Bernard Membe, the Tanzanian foreign minister, speaking on behalf of Kikwete, said the AU was calling for “a deferment in indicting [al-Bashir] because there is a risk of anarchy in a proportion we have not seen in this continent”.
“We would like ICC to suspend its decision to seek al-Bashir’s arrest for a moment until we sort out the primary problems in Darfur and southern Sudan,” Membe said.
China, an ally of Sudan which also has a permanent seat on the UN Security Council, has said the removal of al-Bashir will create civil unrest and would be detrimental to Sudan.
“To the relevant moves of the ICC … we express our concern. We hope the relevant moves are conducive to the stability of Sudan,” Liu Jianchao, a foreign ministry spokesman, said.
The two countries have a significant trade relationship, with Sudan one of China’s main exporters of oil. China, which is said to be a major arms provider to Sudan, is also keen to avoid controversial issues in the build up to the Olympics.
|Gordon Brown supported the ICC indictment [AFP]|
Europe, though, has generally backed the ICC.
Gordon Brown, Britain’s prime minister, expressed Britain’s support of the ICC and urged Sudan to comply with the decisions of the ICC.
Bernard Kouchner, the French foreign minister, has said that the Sudanese President must obey the ICC’s decision.
“It is a decision of the International Criminal Court and President Bashir must respect it,” Kouchner said.
Meanwhile, the US, even though it has supported investigations in Darfur, is hesitant to allow the ICC’s jurisprudence to preside over any heads of state.
Though the US has agreed war criminals must be exposed and brought to trial, it is itself not a part of the ICC.
The US has increased security in its embassy in Sudan in anticipation of possible civil unrest.
|The Arab League will discuss a response to the ICC indictment on Saturday [EPA]|
Arab Foreign Ministers are to hold an emergency meeting on Saturday to discuss the genocide allegations and the ICC charges.
Amr Moussa, Arab League secretary-general, has expressed concerns on behalf of the Arab League, stating that the ICC charges may not have been “well considered”.
But Arab media has largely been silent on the issue.
According to Lawrence Pintak, a journalist and Arab media expert, the reason is that Arabs usually see themselves as the victims and not aggressors, and in this case “Arabs here are good guys and bad guys”.
Though Arab media has successfully portrayed the worlds’ opinions on the matter, official comments coming from Arab leaders or diplomats are lacking.
One of the few commentaries came from Egyptian newspaper “Al-Gomhuria”. The newspaper claimed that the ICC charges are a result of American intervention in the region, in an attempt to strengthen its control over the area.
The newspaper has also cited Egyptian President Hosni Mubarak as saying that the ICC charges on al-Bashir are threatening the peace process in Darfur.

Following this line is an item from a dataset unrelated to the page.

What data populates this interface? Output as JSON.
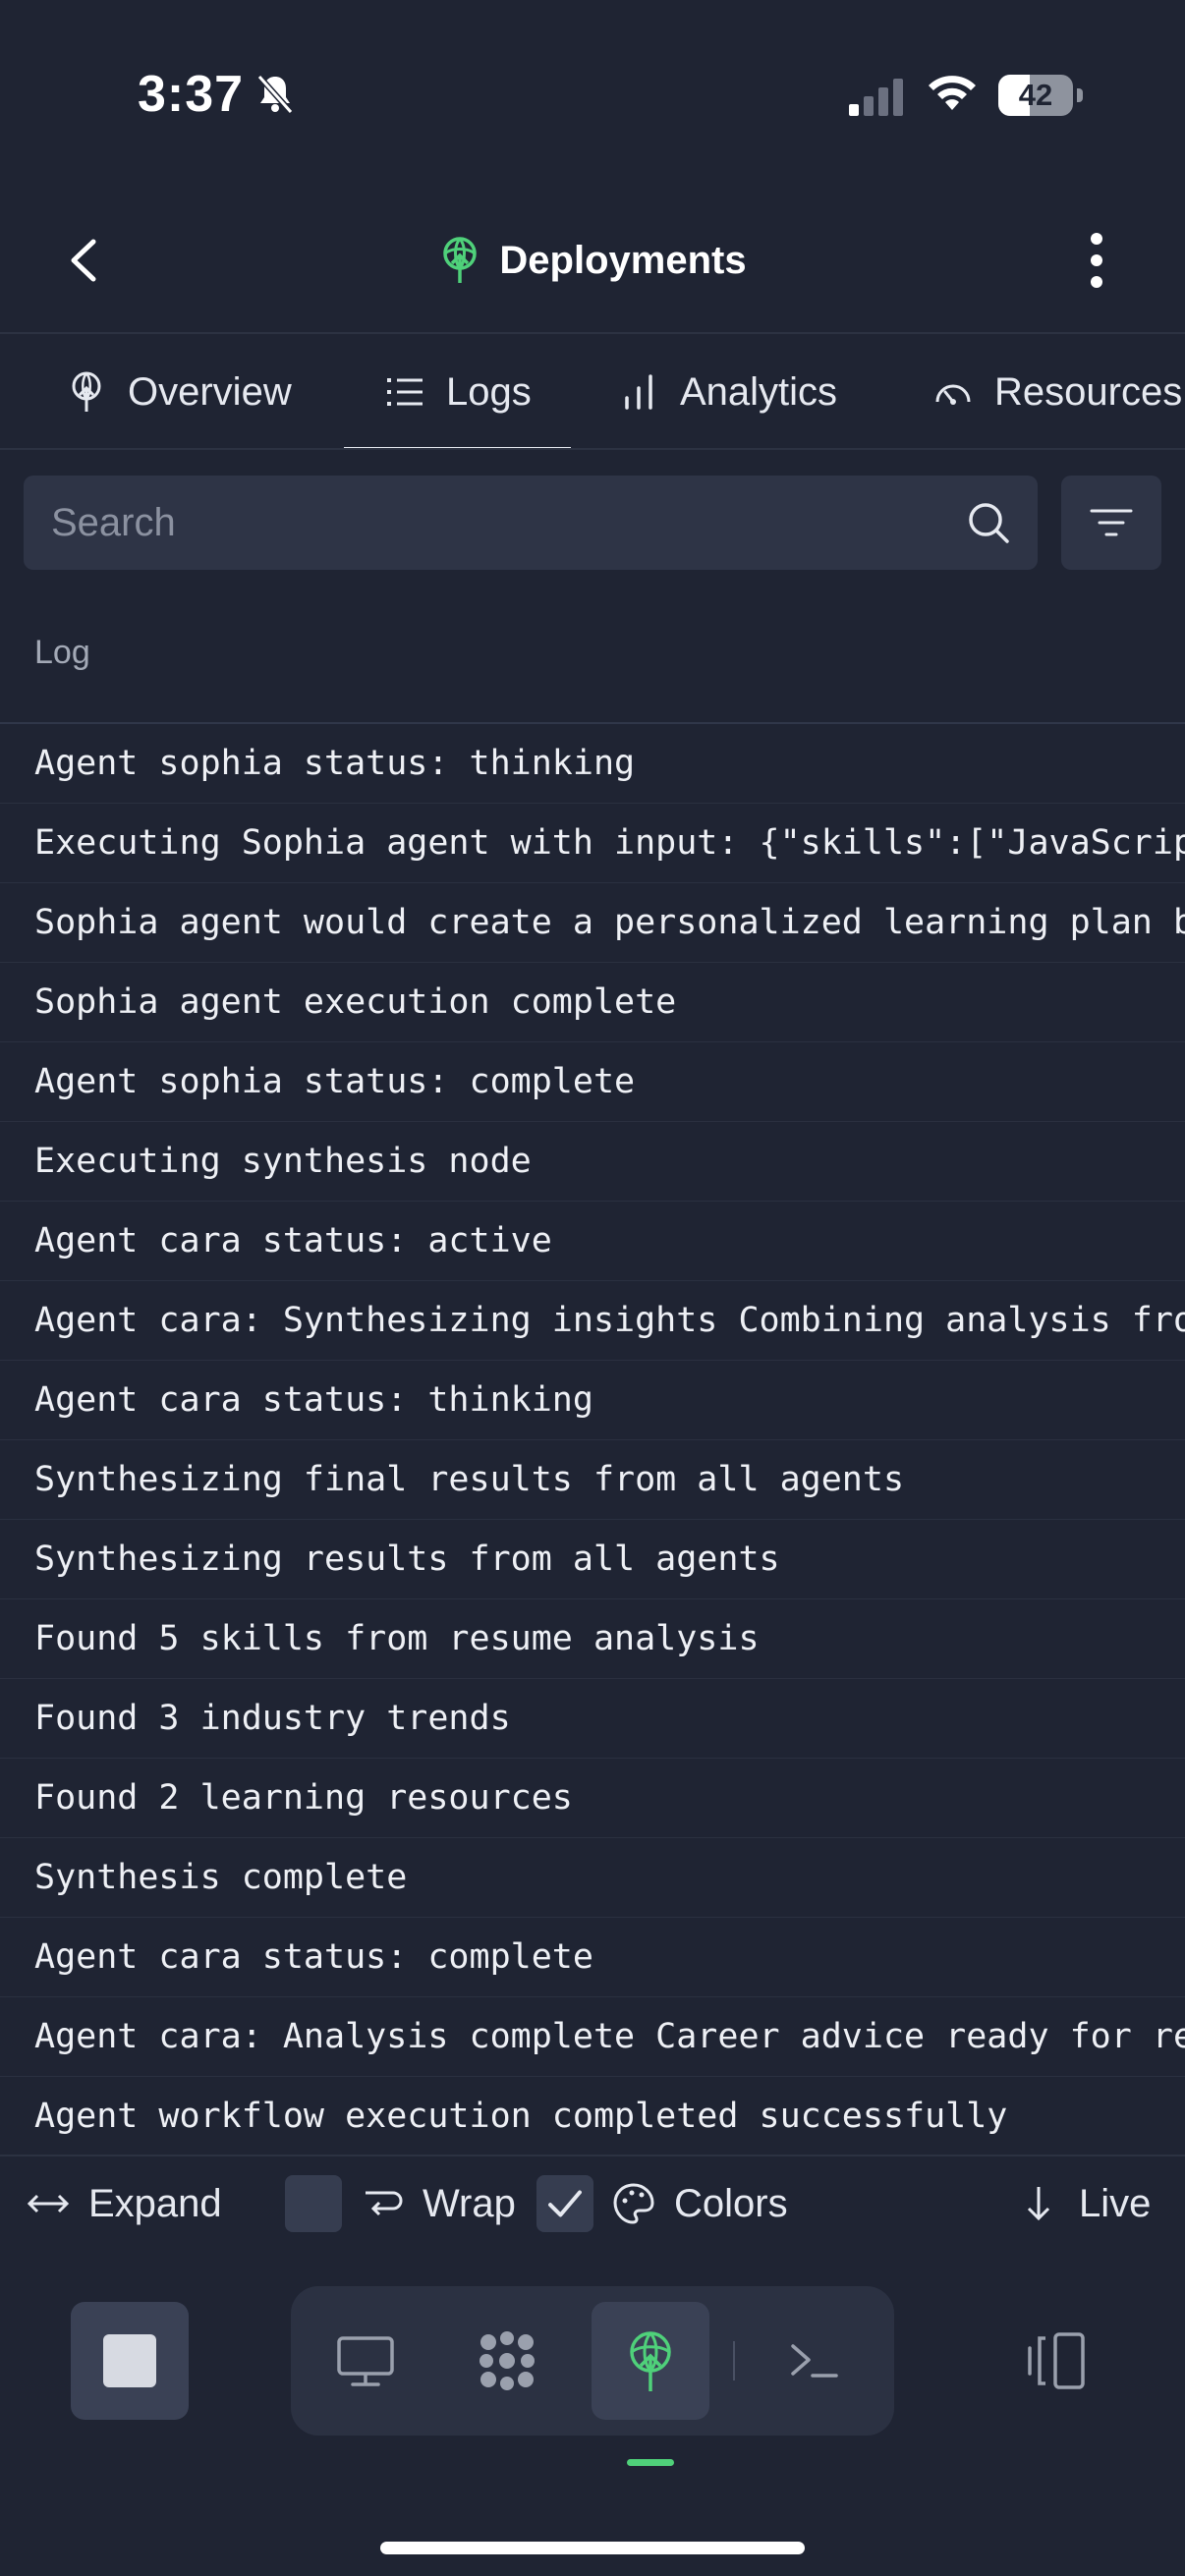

Ban-Ki Moon, the UN secretary general, has distanced the UN from the ICC, noting that the court is not a part of the United Nations.
He has also expressed concerns of the potential ramifications if the Sudanese president were to be arrested, saying it could complicate the peacekeeping process in Darfur.
The UN has begun relocating some of its peacekeepers within Sudan to ensure their safety.
|Demonstrations in Khartoum have criticised the ICC prosecutor [AFP]|
Human Rights Groups have generally been in favor of charging the Sudanese president.
Human Rights Watch (HRW), which has blamed the deaths of hundreds of thousands of people on al-Bashir and other senior Sudanese officials, has said his arrest will be a step towards ending conflict in Darfur.
“Charging President al-Bashir for the hideous crimes in Darfur shows that no one is above the law,” Richard Dicker, director of Human Rights Watch’s international justice programmes, said.
“The warrant request against President al-Bashir is one step towards ending the environment of total impunity that continues in Sudan today.”
Amnesty International has also supported the ICC’s decision to charge al-Bashir, calling the move “an important step towards ensuring accountability for human rights violations in Sudan”.